The flu vaccine is a safe and effective vaccine. Having the vaccine will significantly reduce your risk of getting the flu, help maintain a good immune system and support the NHS. Phil, our Superintendent Pharmacist takes a look at the flu virus and why it’s so important to have your vaccination.
What is flu?
Flu is a highly infectious disease. The symptoms, that come on very quickly, include fever, chills, headaches, aches and pains in the joints and muscles, and extreme tiredness. For most healthy people, a bad case of flu is worse than a heavy cold, and usually requires a few days in bed. Although less common, serious infections – especially in those with underlying health conditions – can lead to hospitalisation, permanent disability and even be fatal.
What causes the flu?
Flu is caused by a virus spread from person to person.
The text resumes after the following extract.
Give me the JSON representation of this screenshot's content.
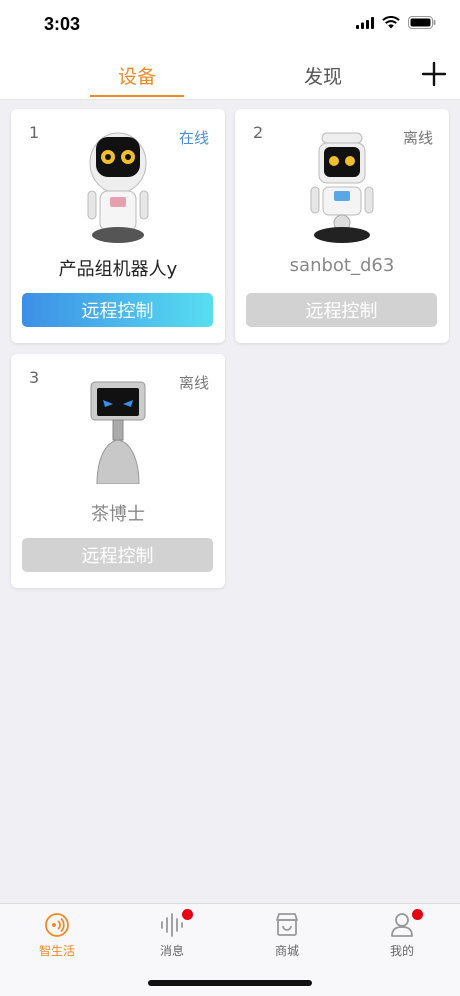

It infects the respiratory system, which can lead to pneumonia and other complications. The virus is constantly changing and this is one of the main reasons why people should be vaccinated annually.
How is the flu spread?
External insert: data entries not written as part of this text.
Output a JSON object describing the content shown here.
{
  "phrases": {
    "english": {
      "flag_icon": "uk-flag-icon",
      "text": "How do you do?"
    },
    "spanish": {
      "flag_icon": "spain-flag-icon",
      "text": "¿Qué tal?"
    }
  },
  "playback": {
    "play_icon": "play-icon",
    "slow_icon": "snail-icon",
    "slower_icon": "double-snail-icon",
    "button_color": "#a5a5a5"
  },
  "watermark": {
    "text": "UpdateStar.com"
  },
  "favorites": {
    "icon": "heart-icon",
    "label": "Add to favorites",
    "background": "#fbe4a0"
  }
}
Flu is spread by coughs and sneezes that propel infected droplets of saliva or nasal secretions into the air which are then breathed in by others. The disease is also spread by people touching surfaces that the droplets have landed on and then touching their mouth, nose or eyes. This is why frequent hand washing or using an antiseptic hand rub is so important during the winter flu season.
How can I avoid catching the flu?
People may be able to pass the virus onto others a day or so before symptoms start to show (as well as up to seven days after), so they won’t know if they are spreading the virus or not. So it’s very hard to avoid contact with people infected with the flu virus. And, of course, members of your family can always bring it into the home. You can wash your hands regularly but this won’t stop you catching the disease by breathing in the infected droplets in the air. The best way to prevent catching flu is by having the vaccination.
Why is the flu more serious for me if I am an older person?
The risk of serious illness from flu and consequent hospitalisation and death, is higher among those aged 65 years and older as they are more likely to have an underlying health problem and their immune system may not be as strong. The best way for people at risk from flu to protect themselves is to get the flu vaccine.
Why do underlying health conditions or pregnancy make it more serious for someone who gets the flu?
You are at particular risk of severe illness if you get flu and have an underlying health condition, or are pregnant. This means that you are more likely to be admitted to hospital or on rare occasions be admitted to intensive care and can even be fatal.
Will I be completely protected by the vaccination?
By having the vaccination you will be significantly reducing your risk of getting the flu but no vaccine guarantees 100% protection.
Will I get any side effects?
There are some fairly common but mild side effects. Some people get a slight temperature and aching muscles for a couple of days afterwards. Your arm may also feel a bit sore where you are injected. Any other reactions are very rare. Serious side effects in children are uncommon but many develop a runny or blocked nose, headache, general tiredness and some loss of appetite that lasts for a short period.
Can the flu vaccination give me Flu?
No. The flu vaccine contains an inactivated version of the virus and cannot cause flu.
I had the flu vaccination last year. Do I need another one this year?
Yes, the flu vaccine for this winter provides protection against a different strain of flu from last year. You should be vaccinated again this year to protect you from this year’s strain if it is recommended for you.
Where can I get more information?
We have a number of clinics across the country where you can have your flu vaccination. You can find more information on getting a free NHS flu vaccine with Pharmacy2U here or visit the flu pages on the NHS website.